“The mode by which India now spends its money substantially has begun to alter,” said Arun Jaitley, Indian Minister of Finance and Corporate Affairs, in the opening address at the Singapore Fintech Festival today. He is on a two-day visit to Singapore and will deliver the keynote speech tomorrow at the Asia Pacific Summit, an annual meet of global financial institutions being organised by Morgan Stanley.
His speech revolved around the theme that as India moved away from becoming a cash economy, the introduction of digital transactions would advance economic development and prevent tax evasion. “We are now seeing the integration of the informal economy with the formal economy,” Jaitley said.
“In the last year, the number of digital transactions in India have multiplied by 100 %. New kinds of technology, instruments and applications for e-payment have been emerging. Banks, the government and fintech companies have been innovating and creating new payment gateways,” he said.
Jaitley addressed the recent advancement in digitisation of India, introduction of the Goods and Services Tax (GST), Aadhaar Unique Identification Card drive and demonetisation during the course of his speech. He spoke before more than 160 leaders from central banks and regulatory agencies, financial institutions, venture capital firms and FinTech companies and said that the measures adopted by the Indian government had led to streamlining of the tax process and a drop in tax evasion.
“Demonetisation was a shock therapy as far as the economy was concerned. The result of this action has now been clearly felt in several areas. As we finish the first year, we find that the high denomination currency in India is 30 per cent less than a year ago and the number of taxpayers in the individual segment has significantly increased,” he said in his speech. “This brought about the issue of digitisation to the centre stage of the economy,” he added.
He said that the currency swap led to a new normal where cash was no longer the only medium for conducting transactions, which led to the debate about whether to digitise the economy or not being resolved. Jaitley also said that demonetisation had helped with the issue of tax evasion, with over 1.8 million accounts with disproportionate assets were nudged into filing tax returns.
Speaking about digitisation attracting foreign investments and businesses to India, he said. “An ecosystem is being created by the state for start-ups to emerge and create new instruments for payment gateways has created a new environment in India. This whole process of the shock in the economy will push the Indian economy more and more towards digitisation.”
He also stated that the introduction of the GST in India had aided the advancement of demonetisation. “India’s indirect tax system was highly obsolete.
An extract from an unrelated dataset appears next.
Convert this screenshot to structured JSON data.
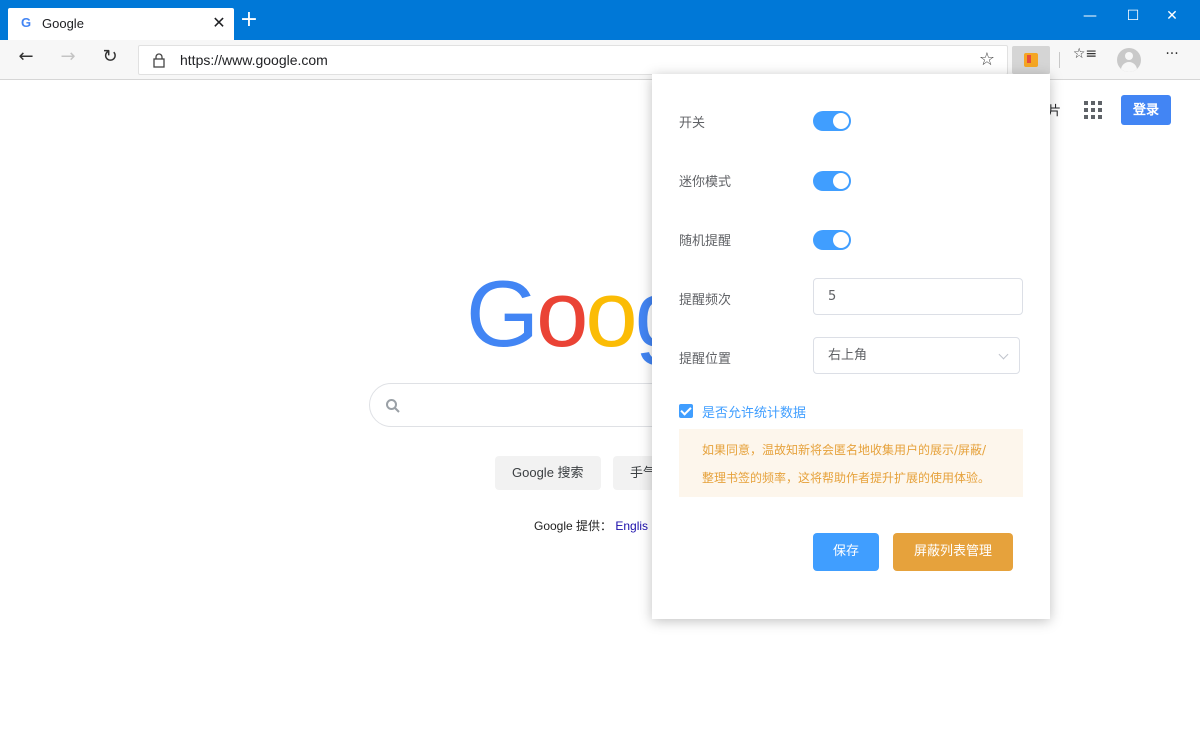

Any goods or services in India could theoretically be subjected to 17 different taxes and 23 different cesses. This prevented the free flow of goods and led to large scale tax evasion,” he said.
“Under GST, all the indirect taxes have been merged into one and every transaction is recorded online. The consequence of the new system has been that every stage of the transaction can be traced out, which is more efficient and it shows that evasion has become more difficult, and ultimately, as more checks and balances are going to be introduced, it is going to render extremely difficult the generation of cash in the economy,” he summarised.
Addressing the negative effects of the government’s measures, Jaitley said the positive effects would be magnified over time. “This can create some short-term challenges in terms of the economy’s growth rate, but I have no doubt that these measures will produce long-term returns,” he said, summarising that in the big picture, demonetisation and GST had led to a reasonable growth rate, integration of the informal economy, expanding tax base and better business conditions.
“The impact of the three important measures: Aadhaar system, GST and demonetisation, is that greater digitisation and greater formalisation of the economy which will lead to India becoming an extremely attractive place to do business in,” he said in his concluding remarks.
Jaitley will call on Lee Hsien Loong, Prime Minister of Singapore, tomorrow, and will also meet Deputy Prime Minister and Coordinating Minister for Economic and Social Policies, Tharman Shanmugaratnam and Minister of Finance, Heng Swee Keat today, along with a series of meetings and roundtables with Singapore-based and global investors.
The conference is focused on nine key themes, including global market insights; data analytics; tech risk; sustainable FinTech; and the future of FinTech. More than 300 exhibitors from financial institutions, technology and FinTech companies will showcase their respective innovative technological solutions at the FinTech Exhibition, being held along with the conference.
Tomorrow, the Global FinTech Hackcelerator will showcase 20 market-ready FinTech solutions that were shortlisted from 580 global submissions. These solutions are intended to solve real-life industry problems in four areas, including customer-facing solutions, regulatory technology (RegTech) and financial inclusion. It is being organised by the Monetary Authority of Singapore (MAS) in partnership with The Association of Banks in Singapore (ABS) and in collaboration with SingEx Holdings.
More than 25,000 participants from over 100 countries will be attending this year’s FinTech Festival. “It is a key thrust of our efforts to establish Singapore as a Smart Financial Centre and a transformational FinTech hub,” said Sopnendu Mohanty, Chief FinTech Officer at Monetary Authority of Singapore (MAS).